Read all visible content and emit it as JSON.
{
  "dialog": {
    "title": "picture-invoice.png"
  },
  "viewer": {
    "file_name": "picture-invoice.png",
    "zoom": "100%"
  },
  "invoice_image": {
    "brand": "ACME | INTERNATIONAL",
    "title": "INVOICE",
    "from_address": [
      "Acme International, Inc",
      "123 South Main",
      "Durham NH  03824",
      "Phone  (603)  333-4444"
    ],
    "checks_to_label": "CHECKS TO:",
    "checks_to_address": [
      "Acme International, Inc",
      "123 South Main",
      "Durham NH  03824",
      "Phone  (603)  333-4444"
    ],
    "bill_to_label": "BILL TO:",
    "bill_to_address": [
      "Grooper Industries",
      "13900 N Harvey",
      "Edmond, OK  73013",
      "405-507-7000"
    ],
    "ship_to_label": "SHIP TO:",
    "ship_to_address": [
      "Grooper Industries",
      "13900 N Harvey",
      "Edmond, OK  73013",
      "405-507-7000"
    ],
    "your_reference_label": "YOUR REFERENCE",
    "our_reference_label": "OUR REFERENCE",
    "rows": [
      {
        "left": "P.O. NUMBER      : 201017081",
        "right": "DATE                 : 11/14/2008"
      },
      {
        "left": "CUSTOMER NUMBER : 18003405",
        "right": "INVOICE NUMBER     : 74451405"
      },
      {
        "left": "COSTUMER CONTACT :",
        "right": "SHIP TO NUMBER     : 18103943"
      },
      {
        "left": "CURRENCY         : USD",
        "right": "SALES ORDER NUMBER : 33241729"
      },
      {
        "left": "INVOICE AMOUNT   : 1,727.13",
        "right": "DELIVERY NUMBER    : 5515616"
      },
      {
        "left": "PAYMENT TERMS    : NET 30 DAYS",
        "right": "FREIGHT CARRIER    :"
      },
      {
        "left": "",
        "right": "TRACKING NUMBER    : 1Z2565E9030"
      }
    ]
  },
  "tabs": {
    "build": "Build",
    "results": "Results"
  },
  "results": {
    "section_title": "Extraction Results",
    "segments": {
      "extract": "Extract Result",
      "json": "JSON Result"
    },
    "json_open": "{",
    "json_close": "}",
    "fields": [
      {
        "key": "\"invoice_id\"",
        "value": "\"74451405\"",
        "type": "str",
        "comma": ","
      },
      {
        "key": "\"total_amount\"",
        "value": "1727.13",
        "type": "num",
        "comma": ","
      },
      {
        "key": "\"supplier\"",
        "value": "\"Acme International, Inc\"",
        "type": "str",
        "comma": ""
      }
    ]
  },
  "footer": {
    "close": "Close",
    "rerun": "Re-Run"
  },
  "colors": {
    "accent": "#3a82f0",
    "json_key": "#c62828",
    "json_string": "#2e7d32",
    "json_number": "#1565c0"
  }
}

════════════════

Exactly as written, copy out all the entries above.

Read all visible content and emit it as JSON.
{
  "dialog": {
    "title": "picture-invoice.png"
  },
  "viewer": {
    "file_name": "picture-invoice.png",
    "zoom": "100%"
  },
  "invoice_image": {
    "brand": "ACME | INTERNATIONAL",
    "title": "INVOICE",
    "from_address": [
      "Acme International, Inc",
      "123 South Main",
      "Durham NH  03824",
      "Phone  (603)  333-4444"
    ],
    "checks_to_label": "CHECKS TO:",
    "checks_to_address": [
      "Acme International, Inc",
      "123 South Main",
      "Durham NH  03824",
      "Phone  (603)  333-4444"
    ],
    "bill_to_label": "BILL TO:",
    "bill_to_address": [
      "Grooper Industries",
      "13900 N Harvey",
      "Edmond, OK  73013",
      "405-507-7000"
    ],
    "ship_to_label": "SHIP TO:",
    "ship_to_address": [
      "Grooper Industries",
      "13900 N Harvey",
      "Edmond, OK  73013",
      "405-507-7000"
    ],
    "your_reference_label": "YOUR REFERENCE",
    "our_reference_label": "OUR REFERENCE",
    "rows": [
      {
        "left": "P.O. NUMBER      : 201017081",
        "right": "DATE                 : 11/14/2008"
      },
      {
        "left": "CUSTOMER NUMBER : 18003405",
        "right": "INVOICE NUMBER     : 74451405"
      },
      {
        "left": "COSTUMER CONTACT :",
        "right": "SHIP TO NUMBER     : 18103943"
      },
      {
        "left": "CURRENCY         : USD",
        "right": "SALES ORDER NUMBER : 33241729"
      },
      {
        "left": "INVOICE AMOUNT   : 1,727.13",
        "right": "DELIVERY NUMBER    : 5515616"
      },
      {
        "left": "PAYMENT TERMS    : NET 30 DAYS",
        "right": "FREIGHT CARRIER    :"
      },
      {
        "left": "",
        "right": "TRACKING NUMBER    : 1Z2565E9030"
      }
    ]
  },
  "tabs": {
    "build": "Build",
    "results": "Results"
  },
  "results": {
    "section_title": "Extraction Results",
    "segments": {
      "extract": "Extract Result",
      "json": "JSON Result"
    },
    "json_open": "{",
    "json_close": "}",
    "fields": [
      {
        "key": "\"invoice_id\"",
        "value": "\"74451405\"",
        "type": "str",
        "comma": ","
      },
      {
        "key": "\"total_amount\"",
        "value": "1727.13",
        "type": "num",
        "comma": ","
      },
      {
        "key": "\"supplier\"",
        "value": "\"Acme International, Inc\"",
        "type": "str",
        "comma": ""
      }
    ]
  },
  "footer": {
    "close": "Close",
    "rerun": "Re-Run"
  },
  "colors": {
    "accent": "#3a82f0",
    "json_key": "#c62828",
    "json_string": "#2e7d32",
    "json_number": "#1565c0"
  }
}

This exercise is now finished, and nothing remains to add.